### EXERCISE DIRECTIONS
Among the entries that follow, find every line with the word "true" and list it.
DATASET RECORDS START
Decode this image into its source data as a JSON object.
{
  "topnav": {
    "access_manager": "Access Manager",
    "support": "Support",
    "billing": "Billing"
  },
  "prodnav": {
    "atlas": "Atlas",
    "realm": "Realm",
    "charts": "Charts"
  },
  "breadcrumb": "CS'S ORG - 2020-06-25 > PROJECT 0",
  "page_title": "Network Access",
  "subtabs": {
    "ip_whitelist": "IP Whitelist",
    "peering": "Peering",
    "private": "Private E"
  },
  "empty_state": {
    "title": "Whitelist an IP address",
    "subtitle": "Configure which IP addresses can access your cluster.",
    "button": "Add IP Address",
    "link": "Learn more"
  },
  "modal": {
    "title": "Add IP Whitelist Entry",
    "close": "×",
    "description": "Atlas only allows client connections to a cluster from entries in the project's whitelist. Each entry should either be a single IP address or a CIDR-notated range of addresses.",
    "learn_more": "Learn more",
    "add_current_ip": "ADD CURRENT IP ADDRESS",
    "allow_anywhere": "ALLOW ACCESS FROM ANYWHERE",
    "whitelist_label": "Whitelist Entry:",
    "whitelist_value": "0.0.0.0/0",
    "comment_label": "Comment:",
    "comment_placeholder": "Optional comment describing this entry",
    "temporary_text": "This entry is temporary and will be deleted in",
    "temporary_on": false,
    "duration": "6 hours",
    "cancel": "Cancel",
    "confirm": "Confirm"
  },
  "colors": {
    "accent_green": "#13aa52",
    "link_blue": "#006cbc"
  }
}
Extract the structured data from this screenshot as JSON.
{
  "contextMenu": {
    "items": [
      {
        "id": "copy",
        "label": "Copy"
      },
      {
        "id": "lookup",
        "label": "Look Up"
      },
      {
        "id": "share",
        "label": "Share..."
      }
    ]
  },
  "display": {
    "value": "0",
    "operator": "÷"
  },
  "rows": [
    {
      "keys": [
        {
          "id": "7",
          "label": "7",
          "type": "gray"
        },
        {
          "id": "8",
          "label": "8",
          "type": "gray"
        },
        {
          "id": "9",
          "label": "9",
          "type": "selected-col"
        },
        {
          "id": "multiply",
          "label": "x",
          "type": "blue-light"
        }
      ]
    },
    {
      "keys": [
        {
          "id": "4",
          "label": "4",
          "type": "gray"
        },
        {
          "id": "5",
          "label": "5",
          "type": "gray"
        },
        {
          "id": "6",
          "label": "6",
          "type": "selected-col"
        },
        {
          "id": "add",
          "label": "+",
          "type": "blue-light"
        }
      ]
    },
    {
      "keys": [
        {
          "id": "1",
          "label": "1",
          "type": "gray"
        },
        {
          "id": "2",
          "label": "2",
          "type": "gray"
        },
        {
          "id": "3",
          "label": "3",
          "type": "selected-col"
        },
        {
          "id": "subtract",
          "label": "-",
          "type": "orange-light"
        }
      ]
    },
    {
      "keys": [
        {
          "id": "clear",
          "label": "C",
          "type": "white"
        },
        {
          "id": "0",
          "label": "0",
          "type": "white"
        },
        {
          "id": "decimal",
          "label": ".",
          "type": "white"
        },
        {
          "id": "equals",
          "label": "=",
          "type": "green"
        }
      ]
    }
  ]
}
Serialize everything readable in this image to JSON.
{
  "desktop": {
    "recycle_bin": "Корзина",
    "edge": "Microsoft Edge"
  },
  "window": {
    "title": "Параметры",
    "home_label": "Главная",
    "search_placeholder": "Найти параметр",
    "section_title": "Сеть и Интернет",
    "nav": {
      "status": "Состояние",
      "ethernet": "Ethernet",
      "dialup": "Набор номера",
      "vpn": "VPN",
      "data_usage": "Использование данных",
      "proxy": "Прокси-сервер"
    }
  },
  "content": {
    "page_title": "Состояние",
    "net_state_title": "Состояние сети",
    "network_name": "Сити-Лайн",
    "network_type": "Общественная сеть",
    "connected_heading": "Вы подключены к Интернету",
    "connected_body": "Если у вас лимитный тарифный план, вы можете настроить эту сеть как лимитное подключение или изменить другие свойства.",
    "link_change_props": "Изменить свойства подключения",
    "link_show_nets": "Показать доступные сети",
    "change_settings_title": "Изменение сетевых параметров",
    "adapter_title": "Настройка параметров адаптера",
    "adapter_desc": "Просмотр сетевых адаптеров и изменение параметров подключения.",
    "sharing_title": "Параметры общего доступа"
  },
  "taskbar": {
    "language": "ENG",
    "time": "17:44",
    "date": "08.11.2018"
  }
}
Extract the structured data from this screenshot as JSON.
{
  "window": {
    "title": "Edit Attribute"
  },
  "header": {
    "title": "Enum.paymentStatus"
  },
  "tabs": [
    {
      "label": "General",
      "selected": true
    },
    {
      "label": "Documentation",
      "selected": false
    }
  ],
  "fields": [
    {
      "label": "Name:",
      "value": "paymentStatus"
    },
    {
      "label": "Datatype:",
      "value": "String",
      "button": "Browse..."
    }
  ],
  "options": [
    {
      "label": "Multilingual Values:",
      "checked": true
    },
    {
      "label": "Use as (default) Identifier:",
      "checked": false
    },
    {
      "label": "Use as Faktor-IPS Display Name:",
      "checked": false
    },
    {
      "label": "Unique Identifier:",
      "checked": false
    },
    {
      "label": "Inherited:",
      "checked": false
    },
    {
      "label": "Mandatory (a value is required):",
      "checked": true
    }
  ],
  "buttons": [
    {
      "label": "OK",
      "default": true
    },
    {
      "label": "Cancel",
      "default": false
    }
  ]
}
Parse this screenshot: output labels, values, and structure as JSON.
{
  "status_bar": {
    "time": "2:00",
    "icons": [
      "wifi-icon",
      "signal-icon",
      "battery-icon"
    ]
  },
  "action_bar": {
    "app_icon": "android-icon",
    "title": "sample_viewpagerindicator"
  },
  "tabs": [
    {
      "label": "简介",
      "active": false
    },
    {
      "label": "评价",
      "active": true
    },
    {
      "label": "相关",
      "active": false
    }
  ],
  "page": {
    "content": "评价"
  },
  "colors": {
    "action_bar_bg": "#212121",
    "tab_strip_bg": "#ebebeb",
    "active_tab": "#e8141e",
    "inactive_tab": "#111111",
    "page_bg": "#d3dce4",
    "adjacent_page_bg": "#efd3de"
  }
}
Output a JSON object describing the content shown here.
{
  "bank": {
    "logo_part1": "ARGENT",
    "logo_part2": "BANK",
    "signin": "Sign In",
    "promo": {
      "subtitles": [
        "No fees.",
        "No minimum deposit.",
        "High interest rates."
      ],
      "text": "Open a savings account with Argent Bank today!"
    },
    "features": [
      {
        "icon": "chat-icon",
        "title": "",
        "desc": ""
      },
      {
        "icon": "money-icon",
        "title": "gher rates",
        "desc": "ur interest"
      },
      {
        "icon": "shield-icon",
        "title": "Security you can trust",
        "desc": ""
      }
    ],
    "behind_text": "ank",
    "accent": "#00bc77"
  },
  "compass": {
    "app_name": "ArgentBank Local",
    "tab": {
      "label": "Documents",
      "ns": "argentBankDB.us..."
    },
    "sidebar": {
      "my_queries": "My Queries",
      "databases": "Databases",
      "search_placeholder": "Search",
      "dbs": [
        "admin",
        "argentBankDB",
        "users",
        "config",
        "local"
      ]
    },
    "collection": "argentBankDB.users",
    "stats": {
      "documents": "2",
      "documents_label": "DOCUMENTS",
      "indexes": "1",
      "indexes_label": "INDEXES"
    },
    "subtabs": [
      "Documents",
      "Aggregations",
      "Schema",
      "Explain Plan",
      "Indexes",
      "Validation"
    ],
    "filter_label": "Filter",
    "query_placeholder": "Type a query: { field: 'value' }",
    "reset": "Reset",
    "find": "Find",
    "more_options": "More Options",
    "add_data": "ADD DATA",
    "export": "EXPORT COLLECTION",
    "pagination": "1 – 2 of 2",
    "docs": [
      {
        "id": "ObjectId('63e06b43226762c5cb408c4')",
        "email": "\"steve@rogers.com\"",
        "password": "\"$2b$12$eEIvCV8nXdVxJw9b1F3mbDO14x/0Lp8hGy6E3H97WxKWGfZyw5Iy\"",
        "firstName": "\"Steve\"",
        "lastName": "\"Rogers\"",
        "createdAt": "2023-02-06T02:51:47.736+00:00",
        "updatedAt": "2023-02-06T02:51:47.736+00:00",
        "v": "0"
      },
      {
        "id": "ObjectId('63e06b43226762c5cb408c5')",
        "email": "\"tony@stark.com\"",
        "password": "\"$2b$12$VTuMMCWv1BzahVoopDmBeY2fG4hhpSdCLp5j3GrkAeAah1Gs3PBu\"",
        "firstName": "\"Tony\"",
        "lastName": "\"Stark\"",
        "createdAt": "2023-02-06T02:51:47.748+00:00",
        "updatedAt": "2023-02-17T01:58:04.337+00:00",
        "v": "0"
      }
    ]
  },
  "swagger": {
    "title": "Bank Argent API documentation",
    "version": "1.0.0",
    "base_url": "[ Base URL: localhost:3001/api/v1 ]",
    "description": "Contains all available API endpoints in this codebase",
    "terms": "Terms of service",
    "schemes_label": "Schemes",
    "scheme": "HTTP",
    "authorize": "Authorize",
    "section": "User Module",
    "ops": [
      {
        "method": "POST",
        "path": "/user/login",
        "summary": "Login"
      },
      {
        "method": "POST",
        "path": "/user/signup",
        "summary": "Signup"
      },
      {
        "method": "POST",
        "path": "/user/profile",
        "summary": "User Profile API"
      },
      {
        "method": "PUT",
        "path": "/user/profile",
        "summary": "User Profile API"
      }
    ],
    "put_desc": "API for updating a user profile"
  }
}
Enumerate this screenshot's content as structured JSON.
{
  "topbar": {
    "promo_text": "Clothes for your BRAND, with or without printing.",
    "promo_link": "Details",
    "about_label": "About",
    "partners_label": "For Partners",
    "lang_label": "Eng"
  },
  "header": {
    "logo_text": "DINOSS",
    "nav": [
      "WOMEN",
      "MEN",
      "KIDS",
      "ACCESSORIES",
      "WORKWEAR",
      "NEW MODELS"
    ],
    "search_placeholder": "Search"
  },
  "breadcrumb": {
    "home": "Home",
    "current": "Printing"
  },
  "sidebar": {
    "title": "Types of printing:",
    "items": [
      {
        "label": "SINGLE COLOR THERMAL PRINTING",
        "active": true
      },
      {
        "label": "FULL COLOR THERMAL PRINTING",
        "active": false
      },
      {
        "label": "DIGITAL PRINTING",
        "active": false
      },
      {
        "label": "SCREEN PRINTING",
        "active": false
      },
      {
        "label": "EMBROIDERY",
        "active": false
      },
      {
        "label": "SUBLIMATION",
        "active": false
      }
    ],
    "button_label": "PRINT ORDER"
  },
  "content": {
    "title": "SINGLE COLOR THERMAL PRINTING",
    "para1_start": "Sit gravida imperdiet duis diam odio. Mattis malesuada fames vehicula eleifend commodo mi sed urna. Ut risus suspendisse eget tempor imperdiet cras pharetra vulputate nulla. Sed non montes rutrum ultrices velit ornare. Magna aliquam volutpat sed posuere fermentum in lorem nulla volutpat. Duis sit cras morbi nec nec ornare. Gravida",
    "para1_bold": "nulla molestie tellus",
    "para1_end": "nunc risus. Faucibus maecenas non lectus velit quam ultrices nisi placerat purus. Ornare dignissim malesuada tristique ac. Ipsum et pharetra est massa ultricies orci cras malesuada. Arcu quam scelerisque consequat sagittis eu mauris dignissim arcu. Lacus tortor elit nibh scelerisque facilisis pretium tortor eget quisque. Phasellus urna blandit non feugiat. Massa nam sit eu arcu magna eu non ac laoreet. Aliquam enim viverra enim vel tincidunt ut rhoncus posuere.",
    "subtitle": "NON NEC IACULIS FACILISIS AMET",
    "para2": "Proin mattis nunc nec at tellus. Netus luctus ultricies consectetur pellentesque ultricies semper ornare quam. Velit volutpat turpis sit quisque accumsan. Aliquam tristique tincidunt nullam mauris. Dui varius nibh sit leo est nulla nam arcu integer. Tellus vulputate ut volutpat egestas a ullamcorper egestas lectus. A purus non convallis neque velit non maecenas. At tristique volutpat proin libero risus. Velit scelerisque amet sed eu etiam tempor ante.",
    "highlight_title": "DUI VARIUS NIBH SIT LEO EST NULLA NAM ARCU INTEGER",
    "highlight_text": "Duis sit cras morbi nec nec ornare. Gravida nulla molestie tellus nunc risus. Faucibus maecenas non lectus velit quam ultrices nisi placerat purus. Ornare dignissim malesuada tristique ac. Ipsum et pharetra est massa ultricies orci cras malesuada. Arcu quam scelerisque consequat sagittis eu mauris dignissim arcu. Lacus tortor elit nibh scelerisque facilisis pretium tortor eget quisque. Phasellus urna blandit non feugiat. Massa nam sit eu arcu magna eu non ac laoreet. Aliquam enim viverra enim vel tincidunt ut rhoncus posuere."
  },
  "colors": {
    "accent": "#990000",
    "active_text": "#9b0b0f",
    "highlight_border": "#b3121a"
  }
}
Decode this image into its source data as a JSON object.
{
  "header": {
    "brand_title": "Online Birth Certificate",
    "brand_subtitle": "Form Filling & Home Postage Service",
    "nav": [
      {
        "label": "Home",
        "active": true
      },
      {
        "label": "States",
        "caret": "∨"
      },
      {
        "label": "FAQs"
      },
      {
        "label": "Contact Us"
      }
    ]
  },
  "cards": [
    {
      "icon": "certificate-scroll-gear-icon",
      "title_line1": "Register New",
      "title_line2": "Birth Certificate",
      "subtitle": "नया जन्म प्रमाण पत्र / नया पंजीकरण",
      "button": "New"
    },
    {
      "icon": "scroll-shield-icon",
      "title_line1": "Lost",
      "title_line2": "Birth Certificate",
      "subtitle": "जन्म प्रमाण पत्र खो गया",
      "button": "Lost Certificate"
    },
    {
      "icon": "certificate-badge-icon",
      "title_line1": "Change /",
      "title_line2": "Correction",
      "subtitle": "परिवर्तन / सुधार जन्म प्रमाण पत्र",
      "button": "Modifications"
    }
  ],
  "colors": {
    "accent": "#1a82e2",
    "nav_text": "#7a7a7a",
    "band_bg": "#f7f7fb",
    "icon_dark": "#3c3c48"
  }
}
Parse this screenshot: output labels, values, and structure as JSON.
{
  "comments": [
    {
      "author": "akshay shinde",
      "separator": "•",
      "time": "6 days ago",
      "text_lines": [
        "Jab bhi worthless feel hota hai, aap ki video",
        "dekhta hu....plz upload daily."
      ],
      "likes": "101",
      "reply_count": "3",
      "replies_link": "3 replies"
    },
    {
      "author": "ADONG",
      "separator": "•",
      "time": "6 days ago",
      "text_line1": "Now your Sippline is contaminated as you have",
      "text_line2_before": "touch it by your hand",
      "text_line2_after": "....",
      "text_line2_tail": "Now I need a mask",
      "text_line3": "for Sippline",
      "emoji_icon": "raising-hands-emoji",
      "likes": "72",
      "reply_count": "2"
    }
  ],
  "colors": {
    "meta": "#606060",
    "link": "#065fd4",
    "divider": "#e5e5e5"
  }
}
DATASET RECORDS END
### EXERCISE SOLUTION
      "selected": true
      "checked": true
      "checked": true
      "default": true
      "active": true
        "active": true
        "active": true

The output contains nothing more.